Data about app and page elements:

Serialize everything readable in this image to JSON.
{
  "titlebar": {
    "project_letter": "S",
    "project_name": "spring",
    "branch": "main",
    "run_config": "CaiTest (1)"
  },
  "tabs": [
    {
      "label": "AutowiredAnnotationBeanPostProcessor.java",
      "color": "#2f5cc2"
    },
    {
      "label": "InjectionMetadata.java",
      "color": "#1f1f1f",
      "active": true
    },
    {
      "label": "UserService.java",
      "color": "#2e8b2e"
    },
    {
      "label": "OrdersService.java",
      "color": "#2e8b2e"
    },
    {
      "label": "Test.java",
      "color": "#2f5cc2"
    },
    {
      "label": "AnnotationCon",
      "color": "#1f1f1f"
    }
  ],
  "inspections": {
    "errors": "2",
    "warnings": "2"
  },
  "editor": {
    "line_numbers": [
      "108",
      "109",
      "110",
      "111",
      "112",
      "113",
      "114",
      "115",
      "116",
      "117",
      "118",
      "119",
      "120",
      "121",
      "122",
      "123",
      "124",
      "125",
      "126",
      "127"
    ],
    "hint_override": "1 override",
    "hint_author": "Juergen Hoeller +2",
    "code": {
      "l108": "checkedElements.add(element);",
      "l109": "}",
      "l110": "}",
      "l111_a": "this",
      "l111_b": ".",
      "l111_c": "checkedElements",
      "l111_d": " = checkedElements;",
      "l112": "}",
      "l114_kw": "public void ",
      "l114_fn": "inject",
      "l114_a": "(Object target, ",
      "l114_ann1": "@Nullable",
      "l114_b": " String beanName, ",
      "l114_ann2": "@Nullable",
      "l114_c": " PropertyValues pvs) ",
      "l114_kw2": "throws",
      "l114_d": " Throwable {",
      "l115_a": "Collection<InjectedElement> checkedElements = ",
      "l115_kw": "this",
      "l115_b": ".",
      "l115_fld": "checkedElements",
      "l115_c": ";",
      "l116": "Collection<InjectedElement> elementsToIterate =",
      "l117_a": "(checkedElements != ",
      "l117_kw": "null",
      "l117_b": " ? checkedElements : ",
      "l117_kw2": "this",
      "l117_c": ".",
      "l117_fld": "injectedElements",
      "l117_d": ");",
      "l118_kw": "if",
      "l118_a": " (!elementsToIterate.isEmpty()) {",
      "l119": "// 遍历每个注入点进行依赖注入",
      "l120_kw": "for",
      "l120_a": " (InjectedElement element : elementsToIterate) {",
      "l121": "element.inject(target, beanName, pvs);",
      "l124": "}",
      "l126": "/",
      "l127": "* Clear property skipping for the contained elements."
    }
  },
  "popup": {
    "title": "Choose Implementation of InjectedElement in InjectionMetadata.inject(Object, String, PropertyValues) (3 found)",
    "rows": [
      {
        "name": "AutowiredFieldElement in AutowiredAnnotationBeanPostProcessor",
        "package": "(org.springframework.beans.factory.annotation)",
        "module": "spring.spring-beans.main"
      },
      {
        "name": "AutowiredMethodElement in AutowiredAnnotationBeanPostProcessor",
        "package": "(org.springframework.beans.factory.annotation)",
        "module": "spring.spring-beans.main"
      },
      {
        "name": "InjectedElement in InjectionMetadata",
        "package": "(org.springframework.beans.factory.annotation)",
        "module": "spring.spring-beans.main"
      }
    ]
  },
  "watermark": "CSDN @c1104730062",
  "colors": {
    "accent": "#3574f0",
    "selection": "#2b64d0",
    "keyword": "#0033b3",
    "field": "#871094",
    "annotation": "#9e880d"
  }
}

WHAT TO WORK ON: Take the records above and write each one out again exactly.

RESPONSE TO THIS EXERCISE:
Serialize everything readable in this image to JSON.
{
  "titlebar": {
    "project_letter": "S",
    "project_name": "spring",
    "branch": "main",
    "run_config": "CaiTest (1)"
  },
  "tabs": [
    {
      "label": "AutowiredAnnotationBeanPostProcessor.java",
      "color": "#2f5cc2"
    },
    {
      "label": "InjectionMetadata.java",
      "color": "#1f1f1f",
      "active": true
    },
    {
      "label": "UserService.java",
      "color": "#2e8b2e"
    },
    {
      "label": "OrdersService.java",
      "color": "#2e8b2e"
    },
    {
      "label": "Test.java",
      "color": "#2f5cc2"
    },
    {
      "label": "AnnotationCon",
      "color": "#1f1f1f"
    }
  ],
  "inspections": {
    "errors": "2",
    "warnings": "2"
  },
  "editor": {
    "line_numbers": [
      "108",
      "109",
      "110",
      "111",
      "112",
      "113",
      "114",
      "115",
      "116",
      "117",
      "118",
      "119",
      "120",
      "121",
      "122",
      "123",
      "124",
      "125",
      "126",
      "127"
    ],
    "hint_override": "1 override",
    "hint_author": "Juergen Hoeller +2",
    "code": {
      "l108": "checkedElements.add(element);",
      "l109": "}",
      "l110": "}",
      "l111_a": "this",
      "l111_b": ".",
      "l111_c": "checkedElements",
      "l111_d": " = checkedElements;",
      "l112": "}",
      "l114_kw": "public void ",
      "l114_fn": "inject",
      "l114_a": "(Object target, ",
      "l114_ann1": "@Nullable",
      "l114_b": " String beanName, ",
      "l114_ann2": "@Nullable",
      "l114_c": " PropertyValues pvs) ",
      "l114_kw2": "throws",
      "l114_d": " Throwable {",
      "l115_a": "Collection<InjectedElement> checkedElements = ",
      "l115_kw": "this",
      "l115_b": ".",
      "l115_fld": "checkedElements",
      "l115_c": ";",
      "l116": "Collection<InjectedElement> elementsToIterate =",
      "l117_a": "(checkedElements != ",
      "l117_kw": "null",
      "l117_b": " ? checkedElements : ",
      "l117_kw2": "this",
      "l117_c": ".",
      "l117_fld": "injectedElements",
      "l117_d": ");",
      "l118_kw": "if",
      "l118_a": " (!elementsToIterate.isEmpty()) {",
      "l119": "// 遍历每个注入点进行依赖注入",
      "l120_kw": "for",
      "l120_a": " (InjectedElement element : elementsToIterate) {",
      "l121": "element.inject(target, beanName, pvs);",
      "l124": "}",
      "l126": "/",
      "l127": "* Clear property skipping for the contained elements."
    }
  },
  "popup": {
    "title": "Choose Implementation of InjectedElement in InjectionMetadata.inject(Object, String, PropertyValues) (3 found)",
    "rows": [
      {
        "name": "AutowiredFieldElement in AutowiredAnnotationBeanPostProcessor",
        "package": "(org.springframework.beans.factory.annotation)",
        "module": "spring.spring-beans.main"
      },
      {
        "name": "AutowiredMethodElement in AutowiredAnnotationBeanPostProcessor",
        "package": "(org.springframework.beans.factory.annotation)",
        "module": "spring.spring-beans.main"
      },
      {
        "name": "InjectedElement in InjectionMetadata",
        "package": "(org.springframework.beans.factory.annotation)",
        "module": "spring.spring-beans.main"
      }
    ]
  },
  "watermark": "CSDN @c1104730062",
  "colors": {
    "accent": "#3574f0",
    "selection": "#2b64d0",
    "keyword": "#0033b3",
    "field": "#871094",
    "annotation": "#9e880d"
  }
}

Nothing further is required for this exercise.